Just because you’re not counting macros doesn’t mean it’s a free-for-all. Some form of self-monitoring will always be necessary in order to maintain body composition.
12. If you’re struggling with binge eating, fat loss should be the last thing on your mind.
Your main priority should be to tackle the binge issues. Again, if it’s a true addiction or if the behavior stems from emotional eating, see a therapist. If it’s diet-related, pull yourself out of a caloric deficit for as long as you need to in order to heal.
13. Juicing is bullshit.
Save your $7 and maybe buy a pound or two of chicken breast instead.
14. Whey protein is great, but not necessary.
It’s true that whey has an incredible high biological value, meaning that it’s easy for your body to use, but you can also make plenty of progress by getting your protein from just whole foods. I like to keep a tub of whey around for those times when I’m on the run and need a quick and convenient pulse of protein.

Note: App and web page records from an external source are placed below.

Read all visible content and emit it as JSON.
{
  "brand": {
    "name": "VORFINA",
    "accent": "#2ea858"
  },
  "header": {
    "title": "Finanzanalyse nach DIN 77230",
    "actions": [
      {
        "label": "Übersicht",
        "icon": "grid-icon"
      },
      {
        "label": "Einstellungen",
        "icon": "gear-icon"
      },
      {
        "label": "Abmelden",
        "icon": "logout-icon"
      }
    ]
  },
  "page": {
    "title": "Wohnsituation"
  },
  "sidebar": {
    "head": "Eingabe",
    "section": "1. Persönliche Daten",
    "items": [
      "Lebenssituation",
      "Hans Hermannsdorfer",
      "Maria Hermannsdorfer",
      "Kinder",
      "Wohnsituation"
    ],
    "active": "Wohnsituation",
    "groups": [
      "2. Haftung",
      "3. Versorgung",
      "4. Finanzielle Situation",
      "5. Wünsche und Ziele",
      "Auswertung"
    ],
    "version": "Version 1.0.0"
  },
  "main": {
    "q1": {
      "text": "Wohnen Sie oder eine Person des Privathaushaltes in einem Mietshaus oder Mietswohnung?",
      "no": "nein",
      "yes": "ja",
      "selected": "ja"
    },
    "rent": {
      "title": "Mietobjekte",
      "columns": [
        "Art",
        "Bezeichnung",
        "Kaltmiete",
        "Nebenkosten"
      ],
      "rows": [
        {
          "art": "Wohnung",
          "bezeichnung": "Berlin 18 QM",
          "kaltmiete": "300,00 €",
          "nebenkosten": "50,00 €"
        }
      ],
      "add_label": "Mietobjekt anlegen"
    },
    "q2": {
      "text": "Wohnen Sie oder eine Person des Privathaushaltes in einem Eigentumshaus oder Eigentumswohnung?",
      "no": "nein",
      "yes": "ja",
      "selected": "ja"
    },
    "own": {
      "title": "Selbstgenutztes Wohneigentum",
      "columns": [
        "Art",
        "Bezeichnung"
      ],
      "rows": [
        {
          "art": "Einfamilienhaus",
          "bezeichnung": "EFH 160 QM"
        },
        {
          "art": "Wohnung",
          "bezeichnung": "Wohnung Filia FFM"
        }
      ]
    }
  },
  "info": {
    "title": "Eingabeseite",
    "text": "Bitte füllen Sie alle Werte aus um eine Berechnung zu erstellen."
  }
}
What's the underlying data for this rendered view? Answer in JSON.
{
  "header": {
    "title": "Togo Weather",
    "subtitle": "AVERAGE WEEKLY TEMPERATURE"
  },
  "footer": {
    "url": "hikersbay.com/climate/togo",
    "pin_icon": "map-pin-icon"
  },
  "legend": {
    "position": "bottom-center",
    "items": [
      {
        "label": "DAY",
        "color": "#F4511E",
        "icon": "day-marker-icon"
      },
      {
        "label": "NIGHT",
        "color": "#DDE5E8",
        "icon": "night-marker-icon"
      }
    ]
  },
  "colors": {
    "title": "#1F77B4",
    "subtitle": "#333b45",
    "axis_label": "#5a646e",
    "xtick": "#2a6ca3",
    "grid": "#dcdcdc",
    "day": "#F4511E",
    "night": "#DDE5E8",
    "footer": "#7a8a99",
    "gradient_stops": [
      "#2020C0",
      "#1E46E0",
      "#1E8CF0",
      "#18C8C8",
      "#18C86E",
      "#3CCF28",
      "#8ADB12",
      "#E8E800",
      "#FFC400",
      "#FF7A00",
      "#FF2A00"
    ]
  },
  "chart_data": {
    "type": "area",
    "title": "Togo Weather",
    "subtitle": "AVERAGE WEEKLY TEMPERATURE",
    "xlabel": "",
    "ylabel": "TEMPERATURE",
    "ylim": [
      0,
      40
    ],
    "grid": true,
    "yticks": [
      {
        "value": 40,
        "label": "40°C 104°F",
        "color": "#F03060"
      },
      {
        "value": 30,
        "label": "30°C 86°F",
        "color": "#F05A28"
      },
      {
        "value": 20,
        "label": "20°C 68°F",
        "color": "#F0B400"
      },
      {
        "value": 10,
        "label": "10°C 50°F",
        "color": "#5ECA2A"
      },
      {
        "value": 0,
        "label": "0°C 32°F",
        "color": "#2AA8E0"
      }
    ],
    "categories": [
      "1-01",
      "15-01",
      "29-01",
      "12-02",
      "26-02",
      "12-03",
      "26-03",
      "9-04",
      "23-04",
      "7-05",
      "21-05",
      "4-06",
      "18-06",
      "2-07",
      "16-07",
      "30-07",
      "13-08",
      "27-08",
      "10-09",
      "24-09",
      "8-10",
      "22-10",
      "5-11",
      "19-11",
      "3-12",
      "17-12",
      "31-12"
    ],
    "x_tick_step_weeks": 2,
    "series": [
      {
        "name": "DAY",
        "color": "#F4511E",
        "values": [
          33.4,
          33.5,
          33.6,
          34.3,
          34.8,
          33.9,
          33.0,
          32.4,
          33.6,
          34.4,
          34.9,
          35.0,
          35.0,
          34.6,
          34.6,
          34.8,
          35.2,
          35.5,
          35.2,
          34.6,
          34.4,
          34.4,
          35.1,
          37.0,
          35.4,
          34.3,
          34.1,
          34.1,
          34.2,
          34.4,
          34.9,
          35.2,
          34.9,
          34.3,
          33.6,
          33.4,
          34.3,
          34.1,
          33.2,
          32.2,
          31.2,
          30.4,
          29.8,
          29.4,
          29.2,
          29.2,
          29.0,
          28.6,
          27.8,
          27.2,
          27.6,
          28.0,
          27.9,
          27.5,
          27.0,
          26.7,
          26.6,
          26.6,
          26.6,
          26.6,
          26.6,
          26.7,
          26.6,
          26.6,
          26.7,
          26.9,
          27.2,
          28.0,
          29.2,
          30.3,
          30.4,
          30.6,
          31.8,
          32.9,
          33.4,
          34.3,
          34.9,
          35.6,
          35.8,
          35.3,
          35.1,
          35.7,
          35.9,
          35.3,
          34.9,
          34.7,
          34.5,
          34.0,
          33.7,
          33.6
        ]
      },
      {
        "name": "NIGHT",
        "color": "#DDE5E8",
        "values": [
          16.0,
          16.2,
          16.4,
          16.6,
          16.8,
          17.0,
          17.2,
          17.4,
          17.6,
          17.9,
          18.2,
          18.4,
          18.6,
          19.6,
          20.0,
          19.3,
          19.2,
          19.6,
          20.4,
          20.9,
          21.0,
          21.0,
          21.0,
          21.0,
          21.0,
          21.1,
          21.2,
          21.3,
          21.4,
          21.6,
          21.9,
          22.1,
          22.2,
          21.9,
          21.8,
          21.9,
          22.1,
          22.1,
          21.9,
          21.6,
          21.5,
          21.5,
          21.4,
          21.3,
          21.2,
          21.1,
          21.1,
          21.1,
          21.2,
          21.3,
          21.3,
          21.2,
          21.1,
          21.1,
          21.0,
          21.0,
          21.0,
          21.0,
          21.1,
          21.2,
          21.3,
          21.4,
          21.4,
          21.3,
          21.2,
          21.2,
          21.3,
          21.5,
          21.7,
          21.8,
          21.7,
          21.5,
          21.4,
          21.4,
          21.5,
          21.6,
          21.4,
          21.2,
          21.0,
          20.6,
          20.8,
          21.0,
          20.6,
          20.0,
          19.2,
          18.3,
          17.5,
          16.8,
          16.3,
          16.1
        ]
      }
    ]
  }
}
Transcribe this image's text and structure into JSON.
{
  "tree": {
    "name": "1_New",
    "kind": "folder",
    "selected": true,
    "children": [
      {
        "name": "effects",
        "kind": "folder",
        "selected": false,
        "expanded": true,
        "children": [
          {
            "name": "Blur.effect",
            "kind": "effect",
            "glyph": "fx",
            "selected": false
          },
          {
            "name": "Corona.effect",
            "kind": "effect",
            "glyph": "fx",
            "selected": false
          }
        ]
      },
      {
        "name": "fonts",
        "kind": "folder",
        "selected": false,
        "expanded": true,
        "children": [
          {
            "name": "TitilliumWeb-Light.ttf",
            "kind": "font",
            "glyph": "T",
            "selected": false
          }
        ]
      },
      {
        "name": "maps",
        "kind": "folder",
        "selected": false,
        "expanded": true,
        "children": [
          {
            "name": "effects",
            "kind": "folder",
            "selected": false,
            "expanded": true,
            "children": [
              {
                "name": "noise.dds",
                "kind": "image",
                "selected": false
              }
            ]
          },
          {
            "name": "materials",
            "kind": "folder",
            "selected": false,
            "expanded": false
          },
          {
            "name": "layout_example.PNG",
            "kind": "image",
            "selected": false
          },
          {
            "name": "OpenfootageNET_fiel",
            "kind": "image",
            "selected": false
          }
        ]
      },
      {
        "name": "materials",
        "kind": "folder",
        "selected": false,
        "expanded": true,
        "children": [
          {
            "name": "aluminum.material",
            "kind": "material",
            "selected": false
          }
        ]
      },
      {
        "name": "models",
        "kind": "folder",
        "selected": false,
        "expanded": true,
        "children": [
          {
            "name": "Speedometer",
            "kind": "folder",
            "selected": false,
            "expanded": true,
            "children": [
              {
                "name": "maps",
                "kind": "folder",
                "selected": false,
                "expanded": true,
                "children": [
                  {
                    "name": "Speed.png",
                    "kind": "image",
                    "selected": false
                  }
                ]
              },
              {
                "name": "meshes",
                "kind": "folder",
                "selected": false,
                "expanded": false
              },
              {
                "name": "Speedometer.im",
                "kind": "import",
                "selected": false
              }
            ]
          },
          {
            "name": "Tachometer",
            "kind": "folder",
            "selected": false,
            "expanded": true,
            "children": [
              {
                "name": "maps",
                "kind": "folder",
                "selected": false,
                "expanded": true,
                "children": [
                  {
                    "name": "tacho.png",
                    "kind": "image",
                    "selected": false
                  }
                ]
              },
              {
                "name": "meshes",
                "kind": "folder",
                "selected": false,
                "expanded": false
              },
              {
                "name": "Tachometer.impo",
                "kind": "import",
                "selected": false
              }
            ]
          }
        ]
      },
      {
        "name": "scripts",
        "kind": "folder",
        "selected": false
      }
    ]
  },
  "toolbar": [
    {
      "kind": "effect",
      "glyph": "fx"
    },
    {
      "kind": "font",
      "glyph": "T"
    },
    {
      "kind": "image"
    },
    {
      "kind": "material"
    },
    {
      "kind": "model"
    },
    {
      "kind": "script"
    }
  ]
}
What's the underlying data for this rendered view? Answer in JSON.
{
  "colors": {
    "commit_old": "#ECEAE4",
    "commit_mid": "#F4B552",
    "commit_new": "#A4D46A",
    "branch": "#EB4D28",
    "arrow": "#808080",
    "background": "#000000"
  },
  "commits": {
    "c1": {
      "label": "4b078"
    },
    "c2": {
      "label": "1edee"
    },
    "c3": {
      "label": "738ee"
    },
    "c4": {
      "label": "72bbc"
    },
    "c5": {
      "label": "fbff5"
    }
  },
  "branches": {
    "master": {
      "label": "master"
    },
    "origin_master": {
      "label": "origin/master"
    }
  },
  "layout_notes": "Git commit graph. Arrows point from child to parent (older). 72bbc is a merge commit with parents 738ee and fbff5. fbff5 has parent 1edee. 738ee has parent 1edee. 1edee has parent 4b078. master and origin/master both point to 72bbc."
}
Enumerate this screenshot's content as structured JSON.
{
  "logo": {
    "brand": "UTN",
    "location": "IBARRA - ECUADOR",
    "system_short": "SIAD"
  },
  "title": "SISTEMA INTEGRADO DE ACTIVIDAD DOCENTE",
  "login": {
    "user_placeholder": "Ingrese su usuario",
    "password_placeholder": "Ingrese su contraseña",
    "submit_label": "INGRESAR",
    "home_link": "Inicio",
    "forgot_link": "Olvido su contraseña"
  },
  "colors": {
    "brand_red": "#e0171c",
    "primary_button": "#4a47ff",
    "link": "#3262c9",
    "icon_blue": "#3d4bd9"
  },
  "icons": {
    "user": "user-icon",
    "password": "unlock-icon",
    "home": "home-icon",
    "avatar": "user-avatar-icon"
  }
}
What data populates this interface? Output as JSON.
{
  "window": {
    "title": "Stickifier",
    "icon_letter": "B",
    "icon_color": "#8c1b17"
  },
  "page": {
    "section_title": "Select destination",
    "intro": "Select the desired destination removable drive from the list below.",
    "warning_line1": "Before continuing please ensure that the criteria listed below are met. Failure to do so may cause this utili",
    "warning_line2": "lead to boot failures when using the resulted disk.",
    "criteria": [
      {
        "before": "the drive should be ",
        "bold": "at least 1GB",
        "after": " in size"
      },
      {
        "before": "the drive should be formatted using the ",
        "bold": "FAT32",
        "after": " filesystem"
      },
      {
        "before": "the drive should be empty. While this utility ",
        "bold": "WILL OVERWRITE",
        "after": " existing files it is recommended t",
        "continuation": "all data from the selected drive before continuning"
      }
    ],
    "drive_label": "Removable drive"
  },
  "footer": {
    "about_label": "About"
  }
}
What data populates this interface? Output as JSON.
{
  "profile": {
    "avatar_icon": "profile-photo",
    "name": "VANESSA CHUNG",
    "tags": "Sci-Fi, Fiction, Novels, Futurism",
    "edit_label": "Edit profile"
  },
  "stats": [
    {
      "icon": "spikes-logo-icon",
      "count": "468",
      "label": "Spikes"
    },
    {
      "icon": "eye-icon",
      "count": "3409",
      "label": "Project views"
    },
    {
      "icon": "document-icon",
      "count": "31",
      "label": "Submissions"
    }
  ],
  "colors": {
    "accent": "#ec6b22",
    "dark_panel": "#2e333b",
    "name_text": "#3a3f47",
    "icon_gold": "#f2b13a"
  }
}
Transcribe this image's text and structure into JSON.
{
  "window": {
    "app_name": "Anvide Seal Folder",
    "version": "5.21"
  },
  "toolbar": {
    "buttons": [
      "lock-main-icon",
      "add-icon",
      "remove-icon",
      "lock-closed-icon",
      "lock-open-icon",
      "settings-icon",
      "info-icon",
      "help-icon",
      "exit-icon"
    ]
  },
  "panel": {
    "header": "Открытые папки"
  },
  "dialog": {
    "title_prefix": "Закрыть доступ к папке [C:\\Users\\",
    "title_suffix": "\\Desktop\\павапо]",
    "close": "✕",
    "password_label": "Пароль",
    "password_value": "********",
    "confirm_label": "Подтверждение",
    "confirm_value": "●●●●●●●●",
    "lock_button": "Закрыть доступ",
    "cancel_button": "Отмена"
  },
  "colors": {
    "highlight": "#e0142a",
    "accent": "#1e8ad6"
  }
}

15. Don’t wait until the circumstances perfectly align in your life to begin fixing your diet.
There will never be a perfect time. There is always going to be something in the way, some reason to hold off another week or another month. A big part of lasting change is learning how to roll with the punches and make the most of your current situation.
16. “I’m too busy to eat a nutritious diet” is not a valid excuse.
We’re all busy; we all have the same 24 hours in a day. Take the time to prepare your foods in bulk if you need to. Invest in a slow cooker, pre-chop your veggies (or purchase them already good to go), and cook up a mound of rice. At the very least, you should always have some readily available protein sources on hand in your fridge.
17. Supplements are by and large overrated.
Spending hundreds of dollars on fat burners and neglecting your actual diet is majoring in the minors. Fish oil, multivitamin, vitamin D, maybe some magnesium and creatine monohydrate – good. Branched chain amino acids can also be beneficial. You can save your money on just about everything else.
18. Junk food should comprise only a small component of your diet.
Macronutrients matter, yes, but so do micronutrients. My recommendation is to allow at max 20% of your daily calories for treats.
19. No, purchasing healthy food is not expensive.
Actually, it’s an incredibly smart investment compared to the colossal medical bills you may have to face later down the road if you don’t eat properly.
20. Dairy is good for you.
Fruit is good for you. Even alcohol – in moderation – has health benefits. There’s no reason to be avoiding any of these things unless they give you explosive diarrhea or make you break out in hives (ie. you have a food allergy or intolerance).
21. Fats don’t make you fat.
Your body needs them to function.
22. The more physically active you are in your daily life, the more carbohydrates your body is going to need.
Don’t be afraid of them. Fruit is not evil. Jasmine rice is your friend.
23. Just because it’s organic doesn’t mean you can eat as much as of it as you want.
Guess what? Organic chips are still chips! And the calories absolutely still count. Sorry to burst your bubble.
24. You can have it all, just not all at once.
There’s no reason to ever feel the fear of missing out when it comes to food (better known as food FOMO). Just because there’s cheesecake sitting in front of you doesn’t mean that you can’t have any of it, and at the same time, there’s no need to inhale the whole thing just to feel like you made the most out of your experience. (Because after all, how is eating yourself to the point of sickness a good time?)
25. Make one small change at a time.
A survey from not long ago revealed that many Americans actually find doing their taxes easier than figuring out how to eat a healthy diet. It’s really. not. that. complicated. If you’re feeling overwhelmed, start with just one thing – maybe get in your fish oil capsules every morning. Then focus on squeezing in more protein to your first meal of the day. Then once you’ve mastered that, swap out that mid-afternoon cookie for a protein shake. Little by little becomes a lot.